# Find the amount of a vector acting in the direction of another vector.

## Homework Statement

I have a problem in a statics class that asks to find the component of a force acting along an axis seen here http://i.imgur.com/aZ1vMIu.jpg?1.

## The Attempt at a Solution

The book and my professor say to use the parallelogram rule and then use sine law to find the solution like this http://i.imgur.com/dipBfjq.jpg?1 , but I do not see why it should be done this way; I understand that the axis are tilted slightly but I would think in order to solve this problem you would still use a right triangle rather than the parallelogram rule like this http://i.imgur.com/3Pazp0l.jpg?1 and I can turn the force into a vector and then find the component of the force onto the axis and I get the same answer that I would if I used right triangles like this http://i.imgur.com/naGp3us.jpg?1 . Now I'm assuming my professor and the book are correct(even though I would love to prove them wrong) so why would I use a parallelogram instead of a right triangle?
Also here is the answer in the back of the book http://i.imgur.com/5k4UaLC.jpg?1 .

Last edited:

Mark44
Mentor
Your images are way too large. Please resize them to about 800 X 600 and repost them so that people will be able to see them without having to scroll across and from top to bottom.

Mark44
Mentor
Much better! Thank you!

Ray Vickson
Homework Helper
Dearly Missed

## Homework Statement

I have a problem in a statics class that asks to find the component of a force acting along an axis seen here http://i.imgur.com/aZ1vMIu.jpg?1.

## The Attempt at a Solution

The book and my professor say to use the parallelogram rule and then use sine law to find the solution like this http://i.imgur.com/dipBfjq.jpg?1 , but I do not see why it should be done this way; I understand that the axis are tilted slightly but I would think in order to solve this problem you would still use a right triangle rather than the parallelogram rule like this http://i.imgur.com/3Pazp0l.jpg?1 and I can turn the force into a vector and then find the component of the force onto the axis and I get the same answer that I would if I used right triangles like this http://i.imgur.com/naGp3us.jpg?1 . Now I'm assuming my professor and the book are correct(even though I would love to prove them wrong) so why would I use a parallelogram instead of a right triangle?
Also here is the answer in the back of the book http://i.imgur.com/5k4UaLC.jpg?1 .

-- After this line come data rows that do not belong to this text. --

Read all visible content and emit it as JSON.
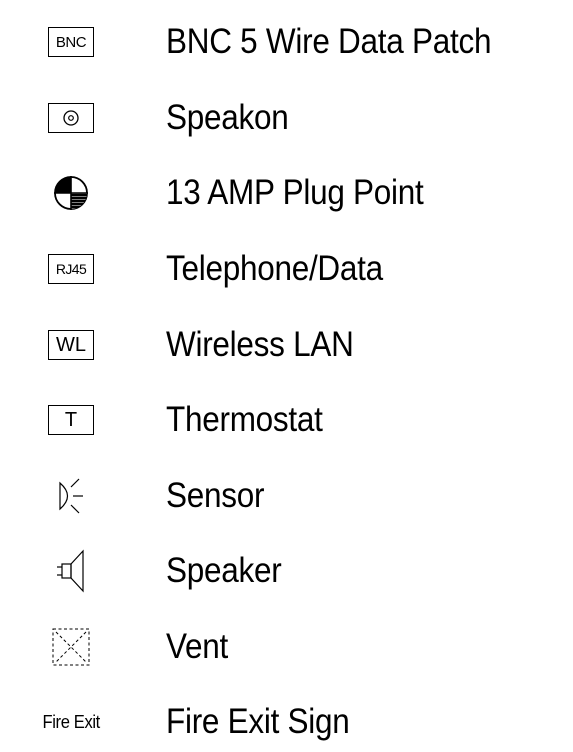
{
  "legend": {
    "items": [
      {
        "symbol_text": "BNC",
        "icon": "bnc-box-icon",
        "label": "BNC 5 Wire Data Patch"
      },
      {
        "symbol_text": "",
        "icon": "speakon-icon",
        "label": "Speakon"
      },
      {
        "symbol_text": "",
        "icon": "plug-point-icon",
        "label": "13 AMP Plug Point"
      },
      {
        "symbol_text": "RJ45",
        "icon": "rj45-box-icon",
        "label": "Telephone/Data"
      },
      {
        "symbol_text": "WL",
        "icon": "wireless-lan-box-icon",
        "label": "Wireless LAN"
      },
      {
        "symbol_text": "T",
        "icon": "thermostat-box-icon",
        "label": "Thermostat"
      },
      {
        "symbol_text": "",
        "icon": "sensor-icon",
        "label": "Sensor"
      },
      {
        "symbol_text": "",
        "icon": "speaker-icon",
        "label": "Speaker"
      },
      {
        "symbol_text": "",
        "icon": "vent-icon",
        "label": "Vent"
      },
      {
        "symbol_text": "Fire Exit",
        "icon": "fire-exit-text-icon",
        "label": "Fire Exit Sign"
      }
    ]
  }
}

If you have vectors ##\vec{u}## and ##\vec{v}##, you can decompose ##\vec{u}## into a component ##\vec{u}_{||}## that is parallel to ##\vec{v}## and a component ##\vec{u}_{\perp}## that is perpendicular to ##\vec{v}##. That is,
$$\vec{u} = \vec{u}_{||} + \vec{u}_{\perp}$$
$$\vec{u}_{||} = \left(\frac{\vec{u} \cdot \vec{v} }{\vec{v} \cdot \vec{v}} \right) \vec{v}$$
$$\vec{u}_{\perp} = \vec{u} - \vec{u}_{||} = \vec{u}- \left( \frac{\vec{u} \cdot \vec{v} }{\vec{v} \cdot \vec{v}} \right) \vec{v}$$
So, if you can compute the inner product of ##\vec{u}## and ##\vec{v}## you are almost done. This works in any number of dimensions.